Bioremediation has existed in the world since approximately 600 B.C. By the Romans to treat their wastewater. Although this same technology isstill used today to treat wastewater it has been expanded to treat an array of other contaminants.
In fact, bioremediation has been used commercially for almost 30 years. Thefirst commercial use of a bioremediation system was in 1972 to clean up a Sun Oil pipeline spill in Ambler, Pennsylvania. Since 1972, bioremediation has become awell-developed way of cleaning up different contaminants like cleaning up spills of gasoline, diesel, heavy metals and other easily degraded petroleum products.
The process ofbioremediation was reportedly devised by George M Robinson in the 1960's during experimentation with dirty jars and the introduction of microbes this was however not applied untilthe 1972 clean out of the fuel holding tanks on the RMS Queen Mary. Robinson then pioneered the idea of drying out bacteria cultures and using this as the basis for commercialuse this was known as the concept as 'Bug-Brew'. In the 1980’s, there was a initial promise of a technology Emphasis on bioengineering organisms for bioremediation. However,in the 1990’s there was a greater reliance on natural microorganisms and techniques to enhance their performances.
* Alexander, Martin. Biodegradationand Bioremediation. San Diego, Academic Press,1994
* Alvarez-Cohen, Lisa.

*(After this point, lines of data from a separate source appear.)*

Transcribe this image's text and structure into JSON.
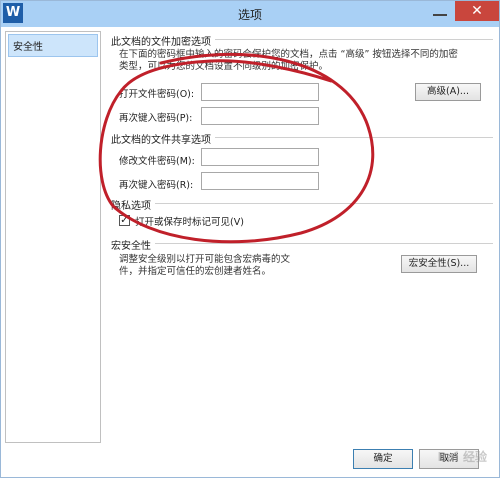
{
  "window": {
    "title": "选项",
    "app_icon_letter": "W",
    "close_glyph": "✕"
  },
  "sidebar": {
    "items": [
      {
        "label": "安全性"
      }
    ]
  },
  "encryption": {
    "heading": "此文档的文件加密选项",
    "description_line1": "在下面的密码框中输入的密码会保护您的文档，点击 “高级” 按钮选择不同的加密",
    "description_line2": "类型，可以为您的文档设置不同级别的加密保护。",
    "open_password_label": "打开文件密码(O):",
    "open_password_value": "",
    "reenter_label": "再次键入密码(P):",
    "reenter_value": "",
    "advanced_button": "高级(A)..."
  },
  "sharing": {
    "heading": "此文档的文件共享选项",
    "modify_password_label": "修改文件密码(M):",
    "modify_password_value": "",
    "reenter_label": "再次键入密码(R):",
    "reenter_value": ""
  },
  "privacy": {
    "heading": "隐私选项",
    "checkbox_label": "打开或保存时标记可见(V)",
    "checked": true
  },
  "macro": {
    "heading": "宏安全性",
    "description_line1": "调整安全级别以打开可能包含宏病毒的文",
    "description_line2": "件，并指定可信任的宏创建者姓名。",
    "button": "宏安全性(S)..."
  },
  "footer": {
    "ok_button": "确定",
    "cancel_button": "取消"
  },
  "watermark": "Bai 经验",
  "colors": {
    "titlebar": "#a9d0f5",
    "close": "#c9463d",
    "annotation": "#c0202a"
  }
}
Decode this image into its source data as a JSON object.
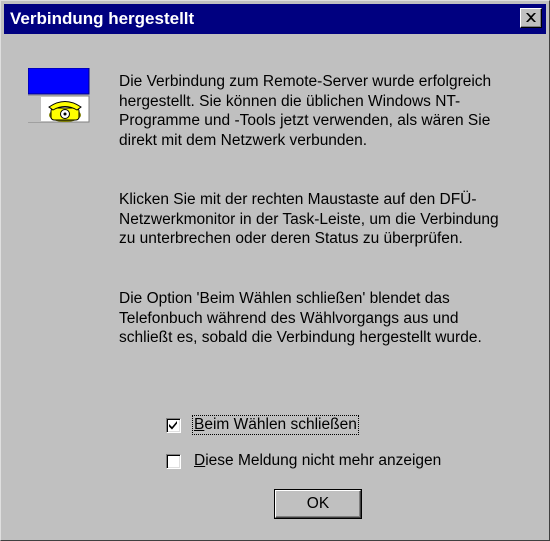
{
  "window": {
    "title": "Verbindung hergestellt",
    "close_symbol": "close-icon"
  },
  "icon": {
    "name": "phone-connection-icon",
    "colors": {
      "screen": "#0000ff",
      "phone": "#ffff00"
    }
  },
  "message": {
    "paragraph1": "Die Verbindung zum Remote-Server wurde erfolgreich hergestellt. Sie können die üblichen Windows NT-Programme und -Tools jetzt verwenden, als wären Sie direkt mit dem Netzwerk verbunden.",
    "paragraph2": "Klicken Sie mit der rechten Maustaste auf den DFÜ-Netzwerkmonitor in der Task-Leiste, um die Verbindung zu unterbrechen oder deren Status zu überprüfen.",
    "paragraph3": "Die Option 'Beim Wählen schließen' blendet das Telefonbuch während des Wählvorgangs aus und schließt es, sobald die Verbindung hergestellt wurde."
  },
  "options": {
    "close_on_dial": {
      "label_first": "B",
      "label_rest": "eim Wählen schließen",
      "checked": true
    },
    "dont_show_again": {
      "label_first": "D",
      "label_rest": "iese Meldung nicht mehr anzeigen",
      "checked": false
    }
  },
  "buttons": {
    "ok_label": "OK"
  },
  "colors": {
    "titlebar": "#000080",
    "dialog_face": "#c0c0c0"
  }
}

Engineering Challenges of Implementing In Situ Bioremediation. University of California, Berkeley,California, 1993